* _WORK ORDER_:
In the listing that follows, determine how many lines include the word "icon". Respond with that number alone.

* _MATERIAL SHOWN_:
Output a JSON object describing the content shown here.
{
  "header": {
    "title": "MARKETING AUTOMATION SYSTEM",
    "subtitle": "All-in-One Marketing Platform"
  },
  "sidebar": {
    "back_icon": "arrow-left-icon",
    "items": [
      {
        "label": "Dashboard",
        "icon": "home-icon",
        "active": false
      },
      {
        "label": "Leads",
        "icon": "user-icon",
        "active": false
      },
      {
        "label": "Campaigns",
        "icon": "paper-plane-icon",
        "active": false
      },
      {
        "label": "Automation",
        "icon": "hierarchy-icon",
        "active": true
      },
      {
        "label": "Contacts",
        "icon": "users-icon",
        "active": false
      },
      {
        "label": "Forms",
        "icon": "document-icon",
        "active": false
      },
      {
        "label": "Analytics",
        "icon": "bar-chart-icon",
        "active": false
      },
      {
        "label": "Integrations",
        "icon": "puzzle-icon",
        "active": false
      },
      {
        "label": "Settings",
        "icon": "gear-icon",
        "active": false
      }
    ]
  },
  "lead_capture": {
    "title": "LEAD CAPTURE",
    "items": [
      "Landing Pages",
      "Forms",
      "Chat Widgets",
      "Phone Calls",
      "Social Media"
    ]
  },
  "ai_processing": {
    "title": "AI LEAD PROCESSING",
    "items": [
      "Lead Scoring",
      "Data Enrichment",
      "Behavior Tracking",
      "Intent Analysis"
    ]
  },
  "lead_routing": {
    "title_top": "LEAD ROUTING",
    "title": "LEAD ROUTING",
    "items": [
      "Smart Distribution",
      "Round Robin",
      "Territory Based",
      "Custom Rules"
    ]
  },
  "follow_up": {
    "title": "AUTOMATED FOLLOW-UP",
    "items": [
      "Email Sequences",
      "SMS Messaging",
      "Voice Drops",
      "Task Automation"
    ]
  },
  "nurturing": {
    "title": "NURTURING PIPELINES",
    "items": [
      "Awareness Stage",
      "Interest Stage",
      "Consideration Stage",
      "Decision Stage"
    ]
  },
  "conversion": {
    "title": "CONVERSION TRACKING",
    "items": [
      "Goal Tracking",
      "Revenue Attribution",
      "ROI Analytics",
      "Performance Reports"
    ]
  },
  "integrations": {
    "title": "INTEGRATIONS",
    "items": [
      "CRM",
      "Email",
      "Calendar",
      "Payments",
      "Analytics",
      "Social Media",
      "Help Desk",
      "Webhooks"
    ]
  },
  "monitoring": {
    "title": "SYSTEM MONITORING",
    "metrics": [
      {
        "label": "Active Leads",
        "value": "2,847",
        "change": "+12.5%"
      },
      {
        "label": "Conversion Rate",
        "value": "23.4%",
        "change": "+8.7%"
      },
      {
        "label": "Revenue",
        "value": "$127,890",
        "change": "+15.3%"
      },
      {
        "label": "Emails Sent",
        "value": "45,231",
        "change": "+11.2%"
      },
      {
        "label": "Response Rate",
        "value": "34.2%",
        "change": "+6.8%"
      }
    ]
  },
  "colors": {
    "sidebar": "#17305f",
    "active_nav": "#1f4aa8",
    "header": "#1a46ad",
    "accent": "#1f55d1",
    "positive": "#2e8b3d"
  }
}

* _RESULT OF THIS EXERCISE_:
10